How many of you have had acquaintances, friends, or family members diagnosed with breast cancer in the last five years? The reality is that you probably know someone, or at least have known someone in the past. The disease affects hundreds of thousands of women, 40,000 of whom will continue to die each year if we don’t find a way to eradicate breast cancer soon. Coping with cancer is hard enough — but what happens when you have to cope with the possibility of medical malpractice?
Malpractice cases are uncommon in general, but they arise in certain situations more than others. Those with breast cancer will want to pay especially close attention to the warning signs that their healthcare providers may have made a mistake.
Doctors sometimes fail to paint a complete picture of a person’s family history, sometimes due to laziness, sometimes due to a patient’s unwillingness to share, or sometimes simply due to incompetence. No matter how it happens, it’s part of the job to get it right, and get it right the first time. An incorrect family history can lead to incorrectly ordered tests to locate specific genes that can impact a patient’s fighting chance against breast cancer.
The genetic aspects of fighting cancer are becoming easier to use to our advantage, because sequencing the entire human genome is less expensive than ever before.
Communication is key: communication between you and your doctors, and then communication between your doctors.
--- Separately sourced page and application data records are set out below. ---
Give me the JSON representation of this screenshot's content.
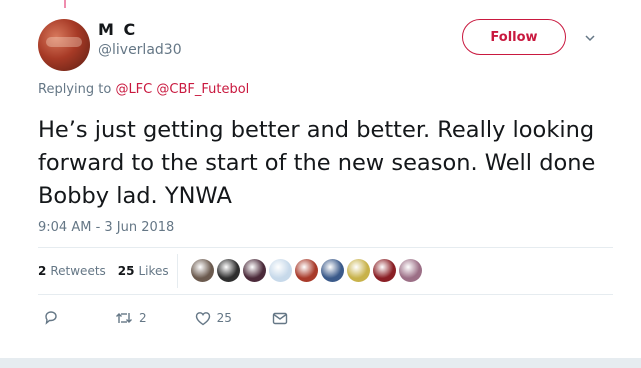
{
  "tweet": {
    "author_name": "M C",
    "author_handle": "@liverlad30",
    "follow_label": "Follow",
    "replying_prefix": "Replying to",
    "replying_to": [
      "@LFC",
      "@CBF_Futebol"
    ],
    "text": "He’s just getting better and better. Really looking forward to the start of the new season. Well done Bobby lad. YNWA",
    "timestamp": "9:04 AM - 3 Jun 2018",
    "retweets_count": "2",
    "retweets_label": "Retweets",
    "likes_count": "25",
    "likes_label": "Likes",
    "actions": {
      "reply_count": "",
      "retweet_count": "2",
      "like_count": "25"
    }
  },
  "colors": {
    "accent": "#c9193f",
    "muted": "#657786",
    "text": "#14171a",
    "divider": "#e6ecf0"
  },
  "liker_avatars": [
    {
      "name": "liker-avatar",
      "color": "#6b5a4e"
    },
    {
      "name": "liker-avatar",
      "color": "#2f2f2f"
    },
    {
      "name": "liker-avatar",
      "color": "#4b2a3a"
    },
    {
      "name": "liker-avatar",
      "color": "#c7d9ea"
    },
    {
      "name": "liker-avatar",
      "color": "#a83a2a"
    },
    {
      "name": "liker-avatar",
      "color": "#3b5a8a"
    },
    {
      "name": "liker-avatar",
      "color": "#c8b24a"
    },
    {
      "name": "liker-avatar",
      "color": "#8a1f25"
    },
    {
      "name": "liker-avatar",
      "color": "#9c6f86"
    }
  ]
}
A break in communication can result in missed or inaccurate tests, or delayed treatment. These errors are the basis for many medical malpractice lawsuits involving breast cancer, and shouldn’t be taken lightly.
Even though women should check themselves for lumps at least once a month, some doctors won’t take a patient seriously if she finds something he missed during the doctor’s visit. If a doctor fails to follow through with routine healthcare, you know something is wrong. Don’t let them say it’s your imagination. Get a second opinion when necessary. Or a third.
Misreading of lab tests by technicians or other medical personnel can lead to misdiagnosis, which can in turn lead to improperly prescribed medications. Either issue can result in delay of proper treatment, which can turn life-threatening. In addition, having the wrong medication prescribed — or even wrongly dosed — can result in other complications or terrible side effects.